Multiparametric profiling of non-small-cell lung cancers reveals distinct immunophenotypes.


BACKGROUND. Immune checkpoint blockade improves survival in a subset of patients with non-small-cell lung cancer (NSCLC), but robust biomarkers that predict response to PD-1 pathway inhibitors are lacking. Furthermore, our understanding of the diversity of the NSCLC tumor immune microenvironment remains limited. METHODS. We performed comprehensive flow cytometric immunoprofiling on both tumor and immune cells from 51 NSCLCs and integrated this analysis with clinical and histopathologic characteristics, next-generation sequencing, mRNA expression, and PD-L1 immunohistochemistry (IHC). RESULTS. Cytometric profiling identified an immunologically ‘hot’ cluster with abundant CD8+ T cells expressing high levels of PD-1 and TIM-3 and an immunologically ‘cold’ cluster with lower relative abundance of CD8+ T cells and expression of inhibitory markers.
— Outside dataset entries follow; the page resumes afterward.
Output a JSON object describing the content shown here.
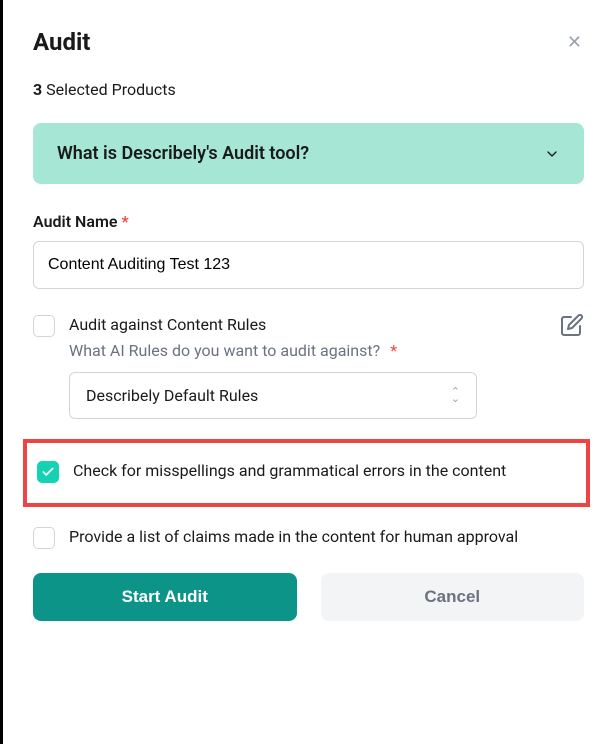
{
  "header": {
    "title": "Audit"
  },
  "selected": {
    "count": "3",
    "label": "Selected Products"
  },
  "accordion": {
    "title": "What is Describely's Audit tool?"
  },
  "auditName": {
    "label": "Audit Name",
    "value": "Content Auditing Test 123"
  },
  "option1": {
    "title": "Audit against Content Rules",
    "subtitle": "What AI Rules do you want to audit against?",
    "selectValue": "Describely Default Rules"
  },
  "option2": {
    "title": "Check for misspellings and grammatical errors in the content"
  },
  "option3": {
    "title": "Provide a list of claims made in the content for human approval"
  },
  "footer": {
    "primary": "Start Audit",
    "secondary": "Cancel"
  }
}
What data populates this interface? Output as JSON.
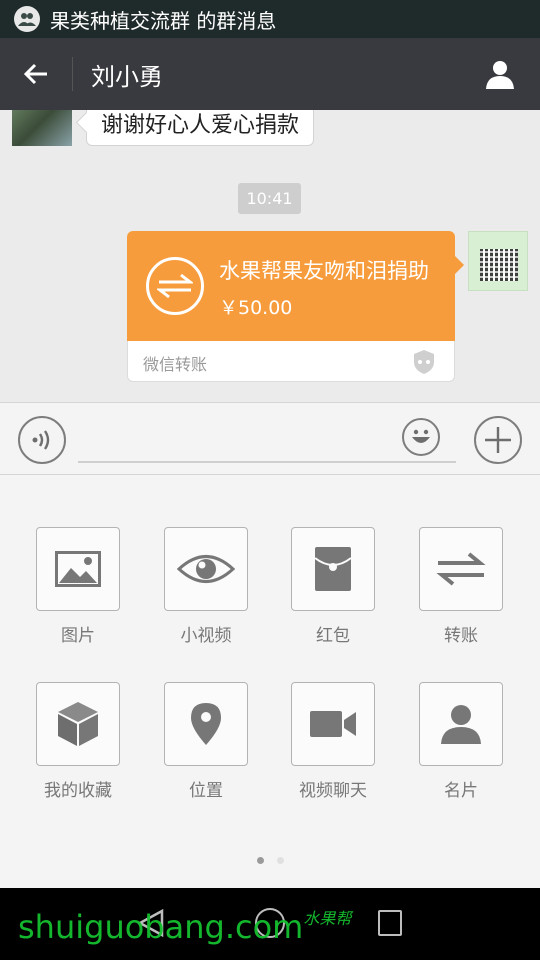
{
  "status_bar": {
    "notification_text": "果类种植交流群 的群消息"
  },
  "title_bar": {
    "title": "刘小勇"
  },
  "messages": {
    "incoming_text": "谢谢好心人爱心捐款",
    "time_divider": "10:41",
    "transfer": {
      "title": "水果帮果友吻和泪捐助",
      "amount": "￥50.00",
      "footer_label": "微信转账",
      "accent_color": "#f79c3d"
    }
  },
  "input_bar": {
    "text_value": "",
    "placeholder": ""
  },
  "panel": {
    "tools": [
      {
        "label": "图片",
        "icon": "image-icon"
      },
      {
        "label": "小视频",
        "icon": "eye-icon"
      },
      {
        "label": "红包",
        "icon": "red-packet-icon"
      },
      {
        "label": "转账",
        "icon": "transfer-icon"
      },
      {
        "label": "我的收藏",
        "icon": "cube-icon"
      },
      {
        "label": "位置",
        "icon": "location-pin-icon"
      },
      {
        "label": "视频聊天",
        "icon": "video-camera-icon"
      },
      {
        "label": "名片",
        "icon": "person-card-icon"
      }
    ],
    "page_count": 2,
    "active_page": 1
  },
  "watermark": {
    "text": "shuiguobang.com",
    "han": "水果帮"
  }
}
The ‘hot’ cluster was highly enriched for expression of genes associated with T cell trafficking and cytotoxic function and high PD-L1 expression by IHC. There was no correlation between immunophenotype and KRAS or EGFR mutation, or patient smoking history, but we did observe an enrichment of squamous subtype and tumors with higher mutation burden in the ‘hot’ cluster. Additionally, approximately 20% of cases had high B cell infiltrates with a subset producing IL-10. CONCLUSIONS. Our results support the use of immune-based metrics to study response and resistance to immunotherapy in lung cancer.
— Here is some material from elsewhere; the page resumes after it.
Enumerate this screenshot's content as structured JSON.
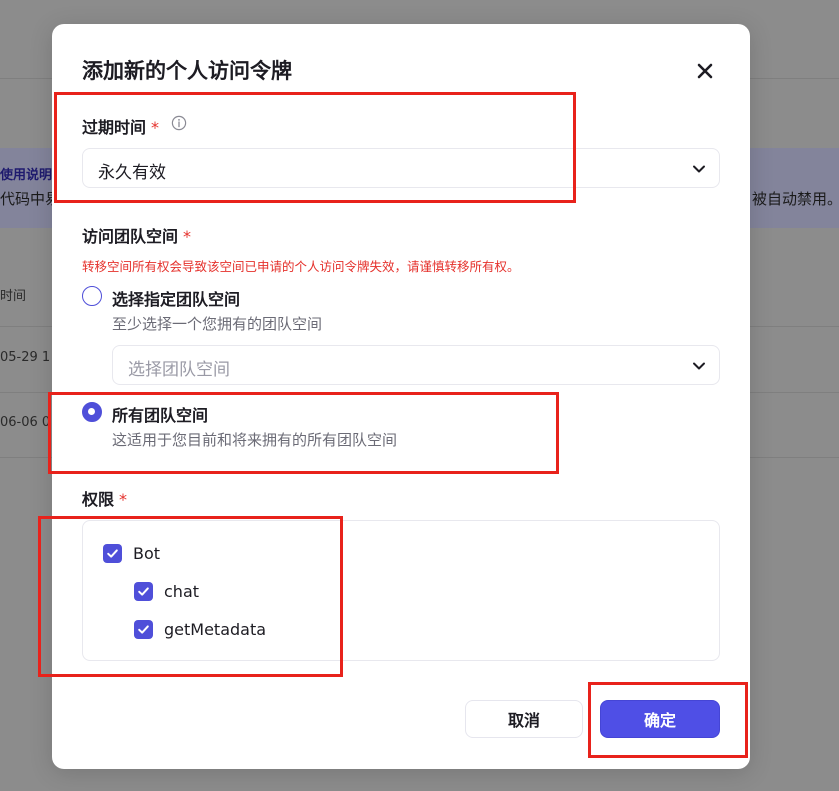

In JCI Insight.

Contribution: Analysis of expression data.